▶ Given data
***
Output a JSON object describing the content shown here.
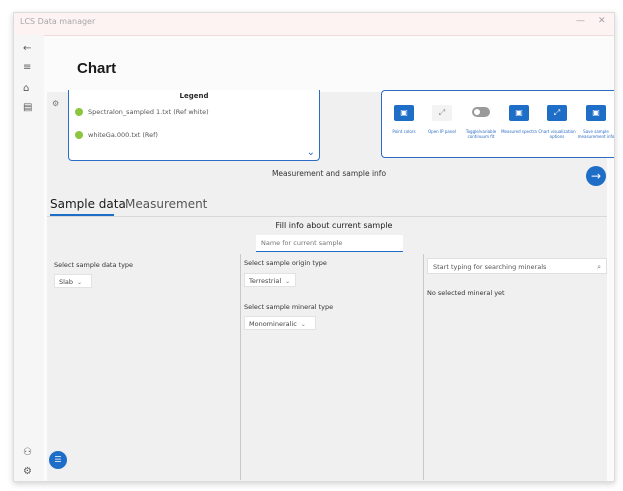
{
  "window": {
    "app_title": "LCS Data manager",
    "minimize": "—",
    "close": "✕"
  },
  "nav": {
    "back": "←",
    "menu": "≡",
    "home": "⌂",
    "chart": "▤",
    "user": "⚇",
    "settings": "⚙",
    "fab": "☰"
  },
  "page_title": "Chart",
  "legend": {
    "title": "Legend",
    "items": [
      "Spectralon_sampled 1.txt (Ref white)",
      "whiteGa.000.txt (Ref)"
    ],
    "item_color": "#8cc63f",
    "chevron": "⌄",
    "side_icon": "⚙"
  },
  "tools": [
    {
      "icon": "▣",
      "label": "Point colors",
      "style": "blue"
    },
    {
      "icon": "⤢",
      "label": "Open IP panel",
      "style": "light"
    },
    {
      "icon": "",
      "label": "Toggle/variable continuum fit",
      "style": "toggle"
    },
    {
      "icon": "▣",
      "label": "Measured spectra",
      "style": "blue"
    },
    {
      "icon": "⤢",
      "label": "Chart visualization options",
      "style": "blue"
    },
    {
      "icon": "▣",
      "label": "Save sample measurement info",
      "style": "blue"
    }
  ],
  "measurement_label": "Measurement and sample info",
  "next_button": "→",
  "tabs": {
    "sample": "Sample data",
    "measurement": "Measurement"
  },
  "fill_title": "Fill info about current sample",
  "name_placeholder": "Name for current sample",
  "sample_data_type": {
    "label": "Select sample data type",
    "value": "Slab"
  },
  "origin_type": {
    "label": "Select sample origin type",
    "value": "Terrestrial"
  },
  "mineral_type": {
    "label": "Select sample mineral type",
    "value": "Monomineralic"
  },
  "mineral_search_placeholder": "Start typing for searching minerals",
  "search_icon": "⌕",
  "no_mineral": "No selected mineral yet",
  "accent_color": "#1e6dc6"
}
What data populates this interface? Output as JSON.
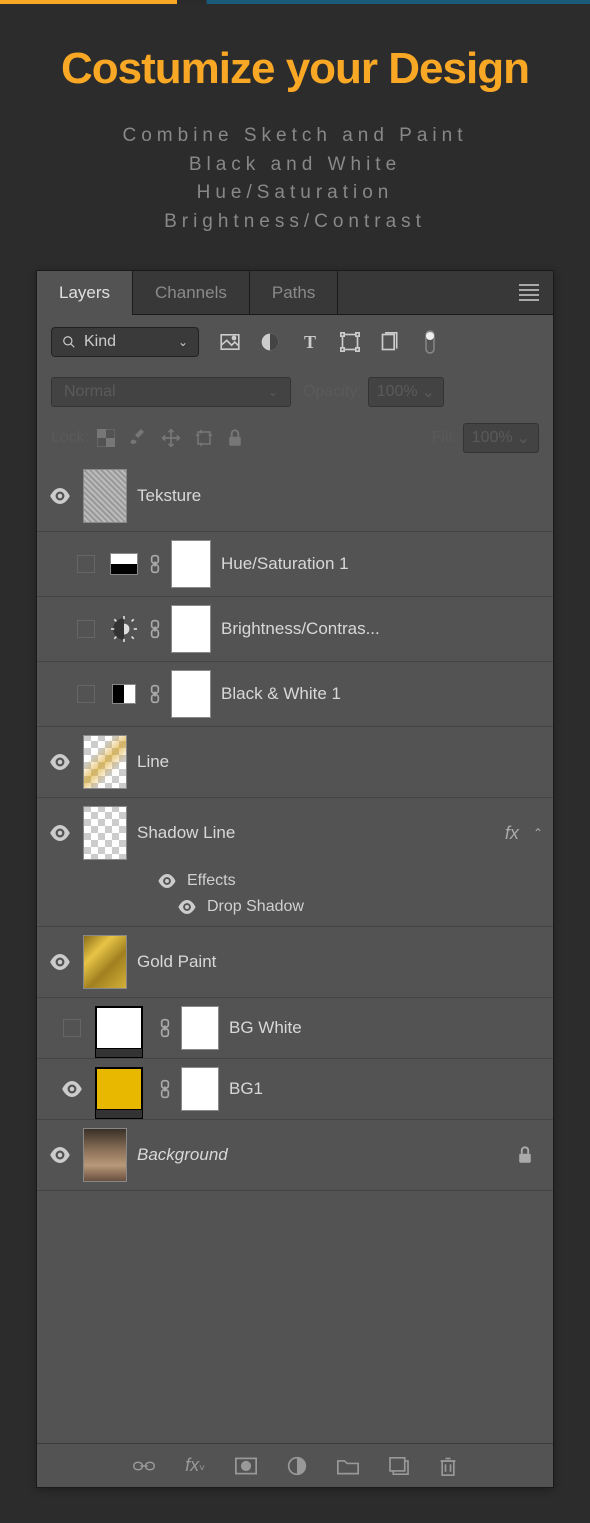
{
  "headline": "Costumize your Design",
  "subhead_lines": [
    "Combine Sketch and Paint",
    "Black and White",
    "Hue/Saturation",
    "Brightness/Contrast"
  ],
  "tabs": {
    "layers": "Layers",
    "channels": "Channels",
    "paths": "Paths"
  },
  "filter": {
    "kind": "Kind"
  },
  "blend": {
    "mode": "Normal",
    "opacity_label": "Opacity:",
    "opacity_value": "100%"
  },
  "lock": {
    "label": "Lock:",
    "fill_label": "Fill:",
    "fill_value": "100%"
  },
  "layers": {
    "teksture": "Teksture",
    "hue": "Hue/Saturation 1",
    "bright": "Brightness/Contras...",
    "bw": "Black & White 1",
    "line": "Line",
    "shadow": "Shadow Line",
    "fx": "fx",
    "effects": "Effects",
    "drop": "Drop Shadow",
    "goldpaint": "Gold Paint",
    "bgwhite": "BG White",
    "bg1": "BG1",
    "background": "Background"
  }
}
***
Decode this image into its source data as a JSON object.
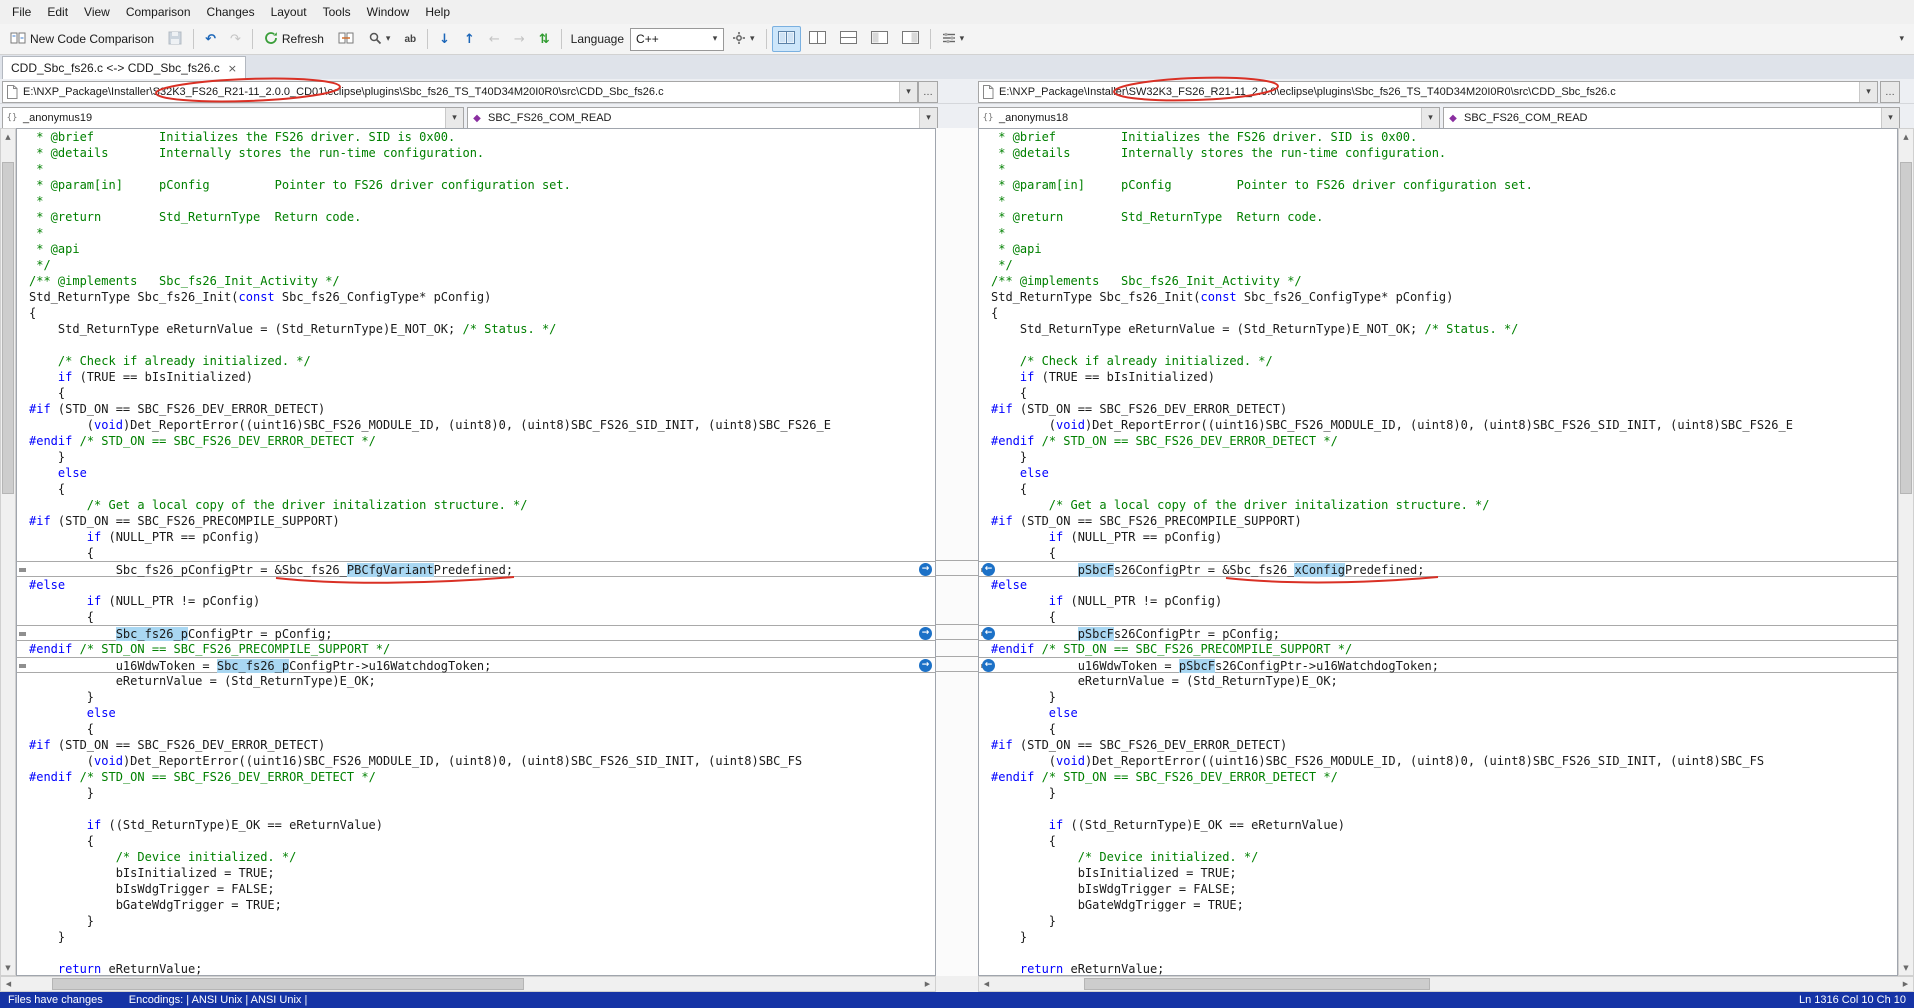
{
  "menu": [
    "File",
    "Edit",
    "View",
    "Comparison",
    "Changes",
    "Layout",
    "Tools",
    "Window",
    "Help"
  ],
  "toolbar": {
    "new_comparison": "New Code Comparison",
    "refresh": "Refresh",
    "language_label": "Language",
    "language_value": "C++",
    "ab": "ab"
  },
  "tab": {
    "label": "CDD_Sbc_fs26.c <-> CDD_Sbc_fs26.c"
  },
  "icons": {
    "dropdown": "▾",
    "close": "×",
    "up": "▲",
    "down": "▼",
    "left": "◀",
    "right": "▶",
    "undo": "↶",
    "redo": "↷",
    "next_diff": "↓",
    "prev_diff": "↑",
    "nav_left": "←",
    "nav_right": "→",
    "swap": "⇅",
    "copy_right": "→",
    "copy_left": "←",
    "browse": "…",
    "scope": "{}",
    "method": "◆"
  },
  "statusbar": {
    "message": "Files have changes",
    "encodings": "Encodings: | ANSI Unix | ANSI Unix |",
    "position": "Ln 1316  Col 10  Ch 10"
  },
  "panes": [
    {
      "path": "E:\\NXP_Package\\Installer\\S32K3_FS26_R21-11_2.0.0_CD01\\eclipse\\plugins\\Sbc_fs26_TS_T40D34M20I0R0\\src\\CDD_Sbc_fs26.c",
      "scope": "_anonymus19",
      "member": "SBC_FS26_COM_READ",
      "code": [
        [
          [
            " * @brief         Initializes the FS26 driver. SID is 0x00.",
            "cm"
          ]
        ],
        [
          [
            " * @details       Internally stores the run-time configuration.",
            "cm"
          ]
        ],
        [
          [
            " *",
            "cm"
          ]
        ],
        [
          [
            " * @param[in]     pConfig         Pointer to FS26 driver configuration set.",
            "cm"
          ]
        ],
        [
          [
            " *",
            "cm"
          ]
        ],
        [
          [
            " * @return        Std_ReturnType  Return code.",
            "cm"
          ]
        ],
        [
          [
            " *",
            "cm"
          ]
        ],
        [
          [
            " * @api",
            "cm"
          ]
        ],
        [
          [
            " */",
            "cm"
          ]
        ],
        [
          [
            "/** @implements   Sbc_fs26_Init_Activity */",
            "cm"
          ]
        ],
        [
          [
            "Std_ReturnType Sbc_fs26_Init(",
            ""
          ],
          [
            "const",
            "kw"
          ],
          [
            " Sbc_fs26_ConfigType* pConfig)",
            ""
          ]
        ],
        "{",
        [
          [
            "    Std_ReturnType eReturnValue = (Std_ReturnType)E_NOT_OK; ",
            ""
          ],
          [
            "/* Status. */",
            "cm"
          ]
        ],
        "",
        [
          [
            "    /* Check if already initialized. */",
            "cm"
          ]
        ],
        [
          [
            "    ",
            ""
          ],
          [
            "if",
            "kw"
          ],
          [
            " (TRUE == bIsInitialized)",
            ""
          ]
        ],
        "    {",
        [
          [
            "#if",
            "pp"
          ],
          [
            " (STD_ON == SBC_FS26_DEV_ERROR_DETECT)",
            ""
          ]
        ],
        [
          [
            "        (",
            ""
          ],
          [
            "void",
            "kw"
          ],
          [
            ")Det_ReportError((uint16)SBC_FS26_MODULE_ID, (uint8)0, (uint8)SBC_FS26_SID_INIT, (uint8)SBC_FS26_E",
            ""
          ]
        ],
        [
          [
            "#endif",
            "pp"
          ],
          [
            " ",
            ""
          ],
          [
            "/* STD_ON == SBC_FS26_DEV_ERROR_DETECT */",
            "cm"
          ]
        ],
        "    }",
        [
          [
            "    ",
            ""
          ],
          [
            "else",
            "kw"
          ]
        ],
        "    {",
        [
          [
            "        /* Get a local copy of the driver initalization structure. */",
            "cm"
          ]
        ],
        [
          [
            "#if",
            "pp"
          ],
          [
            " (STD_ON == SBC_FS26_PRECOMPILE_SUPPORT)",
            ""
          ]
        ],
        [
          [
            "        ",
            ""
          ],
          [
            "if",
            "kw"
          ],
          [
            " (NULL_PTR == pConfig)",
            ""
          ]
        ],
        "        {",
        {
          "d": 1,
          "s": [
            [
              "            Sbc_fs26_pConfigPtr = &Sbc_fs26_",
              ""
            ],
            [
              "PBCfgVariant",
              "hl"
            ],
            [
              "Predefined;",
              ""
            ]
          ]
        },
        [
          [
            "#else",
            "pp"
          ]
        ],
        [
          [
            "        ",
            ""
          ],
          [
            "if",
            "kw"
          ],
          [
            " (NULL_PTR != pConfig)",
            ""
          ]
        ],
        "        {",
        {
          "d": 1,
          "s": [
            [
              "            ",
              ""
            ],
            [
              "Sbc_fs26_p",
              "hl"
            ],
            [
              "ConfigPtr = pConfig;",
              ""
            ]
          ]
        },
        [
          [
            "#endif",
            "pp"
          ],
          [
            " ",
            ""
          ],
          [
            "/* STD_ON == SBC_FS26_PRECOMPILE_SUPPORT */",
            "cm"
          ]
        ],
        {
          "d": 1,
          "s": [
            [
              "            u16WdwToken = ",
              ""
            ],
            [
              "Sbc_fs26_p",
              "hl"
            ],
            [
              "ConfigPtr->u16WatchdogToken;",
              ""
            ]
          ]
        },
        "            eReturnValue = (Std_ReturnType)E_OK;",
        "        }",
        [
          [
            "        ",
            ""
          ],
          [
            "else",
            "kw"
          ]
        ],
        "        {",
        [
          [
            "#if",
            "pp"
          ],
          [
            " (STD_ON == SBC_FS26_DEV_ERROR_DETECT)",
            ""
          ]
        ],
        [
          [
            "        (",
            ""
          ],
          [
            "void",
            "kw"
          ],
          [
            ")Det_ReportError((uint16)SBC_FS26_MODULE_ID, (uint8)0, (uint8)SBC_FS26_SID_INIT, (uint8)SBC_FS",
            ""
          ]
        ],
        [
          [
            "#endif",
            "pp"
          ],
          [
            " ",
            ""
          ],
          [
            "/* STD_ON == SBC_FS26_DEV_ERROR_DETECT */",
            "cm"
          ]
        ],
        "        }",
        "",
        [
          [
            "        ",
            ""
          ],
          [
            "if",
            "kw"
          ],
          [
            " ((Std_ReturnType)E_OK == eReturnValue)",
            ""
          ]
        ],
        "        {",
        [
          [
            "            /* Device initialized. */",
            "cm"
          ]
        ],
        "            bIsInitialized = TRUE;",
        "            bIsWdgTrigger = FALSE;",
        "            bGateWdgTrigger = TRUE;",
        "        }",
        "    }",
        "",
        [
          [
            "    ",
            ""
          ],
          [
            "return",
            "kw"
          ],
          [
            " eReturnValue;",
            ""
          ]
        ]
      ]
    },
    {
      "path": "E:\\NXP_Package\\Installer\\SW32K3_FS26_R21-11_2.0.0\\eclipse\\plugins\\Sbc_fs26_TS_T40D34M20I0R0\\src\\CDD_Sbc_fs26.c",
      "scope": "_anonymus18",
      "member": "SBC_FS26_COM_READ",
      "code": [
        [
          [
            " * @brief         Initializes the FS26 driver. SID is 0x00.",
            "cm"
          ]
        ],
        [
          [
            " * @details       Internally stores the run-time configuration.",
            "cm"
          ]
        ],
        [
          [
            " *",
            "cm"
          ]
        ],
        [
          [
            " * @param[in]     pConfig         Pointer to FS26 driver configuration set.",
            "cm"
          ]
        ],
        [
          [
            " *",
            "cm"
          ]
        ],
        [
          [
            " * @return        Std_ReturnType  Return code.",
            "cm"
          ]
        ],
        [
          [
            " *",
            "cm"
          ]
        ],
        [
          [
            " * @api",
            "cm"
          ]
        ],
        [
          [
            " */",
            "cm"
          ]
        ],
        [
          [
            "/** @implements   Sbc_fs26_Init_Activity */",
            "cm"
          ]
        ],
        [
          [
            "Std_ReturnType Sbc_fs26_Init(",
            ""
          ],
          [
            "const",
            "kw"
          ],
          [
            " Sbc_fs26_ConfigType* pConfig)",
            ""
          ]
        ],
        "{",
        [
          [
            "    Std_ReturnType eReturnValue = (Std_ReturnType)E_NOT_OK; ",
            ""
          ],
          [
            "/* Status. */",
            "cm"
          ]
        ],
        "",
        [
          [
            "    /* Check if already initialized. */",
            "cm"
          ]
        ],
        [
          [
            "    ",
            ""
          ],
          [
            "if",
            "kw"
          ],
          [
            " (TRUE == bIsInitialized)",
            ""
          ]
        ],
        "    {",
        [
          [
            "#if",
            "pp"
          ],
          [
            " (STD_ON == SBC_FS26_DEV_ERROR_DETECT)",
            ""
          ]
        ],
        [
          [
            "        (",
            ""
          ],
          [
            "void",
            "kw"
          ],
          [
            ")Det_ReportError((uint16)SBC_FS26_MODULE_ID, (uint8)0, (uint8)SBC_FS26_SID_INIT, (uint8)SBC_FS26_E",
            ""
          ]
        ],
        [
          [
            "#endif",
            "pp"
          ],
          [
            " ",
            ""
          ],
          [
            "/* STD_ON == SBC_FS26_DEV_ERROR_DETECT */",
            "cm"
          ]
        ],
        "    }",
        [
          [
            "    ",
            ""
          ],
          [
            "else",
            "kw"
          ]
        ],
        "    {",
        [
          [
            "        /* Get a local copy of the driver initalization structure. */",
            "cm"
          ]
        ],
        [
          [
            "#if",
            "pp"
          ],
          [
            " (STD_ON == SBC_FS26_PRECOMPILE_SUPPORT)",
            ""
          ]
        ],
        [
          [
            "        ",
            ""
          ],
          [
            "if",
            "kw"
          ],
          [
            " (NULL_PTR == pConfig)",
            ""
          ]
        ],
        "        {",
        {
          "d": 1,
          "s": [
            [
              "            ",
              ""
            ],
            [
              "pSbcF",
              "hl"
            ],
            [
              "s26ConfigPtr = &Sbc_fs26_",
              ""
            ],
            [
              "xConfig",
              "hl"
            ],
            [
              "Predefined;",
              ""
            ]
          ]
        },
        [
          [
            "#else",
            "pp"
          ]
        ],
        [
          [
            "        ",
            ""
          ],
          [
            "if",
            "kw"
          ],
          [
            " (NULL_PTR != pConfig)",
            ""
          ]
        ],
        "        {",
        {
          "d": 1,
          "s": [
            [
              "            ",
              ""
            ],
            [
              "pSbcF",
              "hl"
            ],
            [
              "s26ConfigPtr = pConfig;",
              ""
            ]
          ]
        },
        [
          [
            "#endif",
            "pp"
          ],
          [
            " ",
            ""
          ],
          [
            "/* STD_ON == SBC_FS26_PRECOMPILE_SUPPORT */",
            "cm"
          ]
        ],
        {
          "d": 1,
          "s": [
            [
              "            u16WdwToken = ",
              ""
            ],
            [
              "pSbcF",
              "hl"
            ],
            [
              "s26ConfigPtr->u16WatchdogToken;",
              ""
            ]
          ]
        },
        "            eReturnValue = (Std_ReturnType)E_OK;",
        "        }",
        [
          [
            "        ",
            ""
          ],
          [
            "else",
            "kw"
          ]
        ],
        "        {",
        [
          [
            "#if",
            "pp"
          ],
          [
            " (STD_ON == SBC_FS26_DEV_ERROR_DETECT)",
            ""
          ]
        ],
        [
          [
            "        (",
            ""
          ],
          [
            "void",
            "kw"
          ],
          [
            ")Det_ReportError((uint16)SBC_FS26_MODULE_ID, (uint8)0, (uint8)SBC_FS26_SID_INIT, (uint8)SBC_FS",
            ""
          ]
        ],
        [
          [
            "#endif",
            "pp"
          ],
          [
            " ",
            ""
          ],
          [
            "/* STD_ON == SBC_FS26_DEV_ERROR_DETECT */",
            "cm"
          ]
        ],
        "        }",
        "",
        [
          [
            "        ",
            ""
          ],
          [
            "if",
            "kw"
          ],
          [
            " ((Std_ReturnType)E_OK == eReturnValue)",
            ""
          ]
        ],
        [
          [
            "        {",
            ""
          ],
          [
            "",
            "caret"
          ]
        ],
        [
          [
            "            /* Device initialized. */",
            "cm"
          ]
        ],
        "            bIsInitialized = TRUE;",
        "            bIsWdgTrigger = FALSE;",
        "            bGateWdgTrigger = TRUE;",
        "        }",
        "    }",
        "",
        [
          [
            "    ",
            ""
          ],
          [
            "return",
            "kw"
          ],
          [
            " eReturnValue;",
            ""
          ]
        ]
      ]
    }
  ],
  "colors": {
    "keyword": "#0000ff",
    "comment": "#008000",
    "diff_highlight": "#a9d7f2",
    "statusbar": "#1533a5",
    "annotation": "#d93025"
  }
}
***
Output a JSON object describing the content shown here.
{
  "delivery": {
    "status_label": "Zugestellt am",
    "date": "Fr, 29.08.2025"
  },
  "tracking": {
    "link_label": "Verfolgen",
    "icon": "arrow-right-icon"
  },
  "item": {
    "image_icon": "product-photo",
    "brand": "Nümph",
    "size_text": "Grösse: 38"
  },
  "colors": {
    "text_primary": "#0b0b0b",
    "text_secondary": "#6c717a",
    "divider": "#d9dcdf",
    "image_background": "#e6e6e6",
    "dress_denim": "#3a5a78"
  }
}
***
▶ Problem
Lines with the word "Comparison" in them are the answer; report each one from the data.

▶ The answer
    "Comparison",
    "new_comparison": "New Code Comparison",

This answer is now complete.